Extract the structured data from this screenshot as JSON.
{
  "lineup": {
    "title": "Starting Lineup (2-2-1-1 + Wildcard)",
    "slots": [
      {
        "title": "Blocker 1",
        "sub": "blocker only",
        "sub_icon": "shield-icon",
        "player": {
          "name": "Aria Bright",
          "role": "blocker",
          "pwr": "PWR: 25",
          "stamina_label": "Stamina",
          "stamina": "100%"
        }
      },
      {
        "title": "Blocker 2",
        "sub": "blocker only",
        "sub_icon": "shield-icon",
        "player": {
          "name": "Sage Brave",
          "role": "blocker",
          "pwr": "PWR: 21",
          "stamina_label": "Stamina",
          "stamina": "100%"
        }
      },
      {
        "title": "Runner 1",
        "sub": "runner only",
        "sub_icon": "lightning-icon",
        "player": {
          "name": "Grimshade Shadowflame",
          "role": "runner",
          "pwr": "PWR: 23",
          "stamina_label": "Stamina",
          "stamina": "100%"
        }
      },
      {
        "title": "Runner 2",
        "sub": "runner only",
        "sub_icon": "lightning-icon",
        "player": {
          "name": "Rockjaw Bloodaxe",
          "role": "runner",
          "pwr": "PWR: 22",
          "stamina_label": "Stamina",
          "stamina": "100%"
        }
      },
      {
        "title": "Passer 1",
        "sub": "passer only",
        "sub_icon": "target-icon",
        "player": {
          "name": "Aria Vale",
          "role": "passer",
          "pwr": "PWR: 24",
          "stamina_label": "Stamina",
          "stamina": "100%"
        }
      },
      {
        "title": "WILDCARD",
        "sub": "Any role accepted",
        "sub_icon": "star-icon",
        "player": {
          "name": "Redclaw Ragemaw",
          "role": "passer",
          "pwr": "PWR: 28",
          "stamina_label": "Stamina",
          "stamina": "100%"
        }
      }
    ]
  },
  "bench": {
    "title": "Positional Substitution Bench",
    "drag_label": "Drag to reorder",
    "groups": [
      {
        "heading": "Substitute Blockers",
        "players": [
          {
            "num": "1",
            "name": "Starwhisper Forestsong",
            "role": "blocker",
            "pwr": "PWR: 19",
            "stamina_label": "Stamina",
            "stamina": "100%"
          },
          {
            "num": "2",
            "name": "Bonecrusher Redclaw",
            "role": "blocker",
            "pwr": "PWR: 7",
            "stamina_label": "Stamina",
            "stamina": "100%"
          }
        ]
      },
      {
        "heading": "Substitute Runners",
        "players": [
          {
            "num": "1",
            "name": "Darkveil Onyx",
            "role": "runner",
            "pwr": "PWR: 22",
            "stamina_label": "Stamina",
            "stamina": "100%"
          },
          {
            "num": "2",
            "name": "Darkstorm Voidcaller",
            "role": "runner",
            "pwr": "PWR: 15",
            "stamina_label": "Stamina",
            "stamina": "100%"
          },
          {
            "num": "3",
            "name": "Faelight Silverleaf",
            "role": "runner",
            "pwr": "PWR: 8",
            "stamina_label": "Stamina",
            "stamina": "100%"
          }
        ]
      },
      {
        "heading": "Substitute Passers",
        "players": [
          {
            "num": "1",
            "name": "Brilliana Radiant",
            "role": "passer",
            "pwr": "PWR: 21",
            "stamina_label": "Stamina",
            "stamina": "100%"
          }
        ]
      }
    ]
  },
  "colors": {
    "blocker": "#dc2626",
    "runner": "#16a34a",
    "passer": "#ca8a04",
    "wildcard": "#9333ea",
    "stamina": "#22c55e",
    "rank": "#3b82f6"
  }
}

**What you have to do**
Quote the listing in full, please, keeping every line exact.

**Reply to the task**
Extract the structured data from this screenshot as JSON.
{
  "lineup": {
    "title": "Starting Lineup (2-2-1-1 + Wildcard)",
    "slots": [
      {
        "title": "Blocker 1",
        "sub": "blocker only",
        "sub_icon": "shield-icon",
        "player": {
          "name": "Aria Bright",
          "role": "blocker",
          "pwr": "PWR: 25",
          "stamina_label": "Stamina",
          "stamina": "100%"
        }
      },
      {
        "title": "Blocker 2",
        "sub": "blocker only",
        "sub_icon": "shield-icon",
        "player": {
          "name": "Sage Brave",
          "role": "blocker",
          "pwr": "PWR: 21",
          "stamina_label": "Stamina",
          "stamina": "100%"
        }
      },
      {
        "title": "Runner 1",
        "sub": "runner only",
        "sub_icon": "lightning-icon",
        "player": {
          "name": "Grimshade Shadowflame",
          "role": "runner",
          "pwr": "PWR: 23",
          "stamina_label": "Stamina",
          "stamina": "100%"
        }
      },
      {
        "title": "Runner 2",
        "sub": "runner only",
        "sub_icon": "lightning-icon",
        "player": {
          "name": "Rockjaw Bloodaxe",
          "role": "runner",
          "pwr": "PWR: 22",
          "stamina_label": "Stamina",
          "stamina": "100%"
        }
      },
      {
        "title": "Passer 1",
        "sub": "passer only",
        "sub_icon": "target-icon",
        "player": {
          "name": "Aria Vale",
          "role": "passer",
          "pwr": "PWR: 24",
          "stamina_label": "Stamina",
          "stamina": "100%"
        }
      },
      {
        "title": "WILDCARD",
        "sub": "Any role accepted",
        "sub_icon": "star-icon",
        "player": {
          "name": "Redclaw Ragemaw",
          "role": "passer",
          "pwr": "PWR: 28",
          "stamina_label": "Stamina",
          "stamina": "100%"
        }
      }
    ]
  },
  "bench": {
    "title": "Positional Substitution Bench",
    "drag_label": "Drag to reorder",
    "groups": [
      {
        "heading": "Substitute Blockers",
        "players": [
          {
            "num": "1",
            "name": "Starwhisper Forestsong",
            "role": "blocker",
            "pwr": "PWR: 19",
            "stamina_label": "Stamina",
            "stamina": "100%"
          },
          {
            "num": "2",
            "name": "Bonecrusher Redclaw",
            "role": "blocker",
            "pwr": "PWR: 7",
            "stamina_label": "Stamina",
            "stamina": "100%"
          }
        ]
      },
      {
        "heading": "Substitute Runners",
        "players": [
          {
            "num": "1",
            "name": "Darkveil Onyx",
            "role": "runner",
            "pwr": "PWR: 22",
            "stamina_label": "Stamina",
            "stamina": "100%"
          },
          {
            "num": "2",
            "name": "Darkstorm Voidcaller",
            "role": "runner",
            "pwr": "PWR: 15",
            "stamina_label": "Stamina",
            "stamina": "100%"
          },
          {
            "num": "3",
            "name": "Faelight Silverleaf",
            "role": "runner",
            "pwr": "PWR: 8",
            "stamina_label": "Stamina",
            "stamina": "100%"
          }
        ]
      },
      {
        "heading": "Substitute Passers",
        "players": [
          {
            "num": "1",
            "name": "Brilliana Radiant",
            "role": "passer",
            "pwr": "PWR: 21",
            "stamina_label": "Stamina",
            "stamina": "100%"
          }
        ]
      }
    ]
  },
  "colors": {
    "blocker": "#dc2626",
    "runner": "#16a34a",
    "passer": "#ca8a04",
    "wildcard": "#9333ea",
    "stamina": "#22c55e",
    "rank": "#3b82f6"
  }
}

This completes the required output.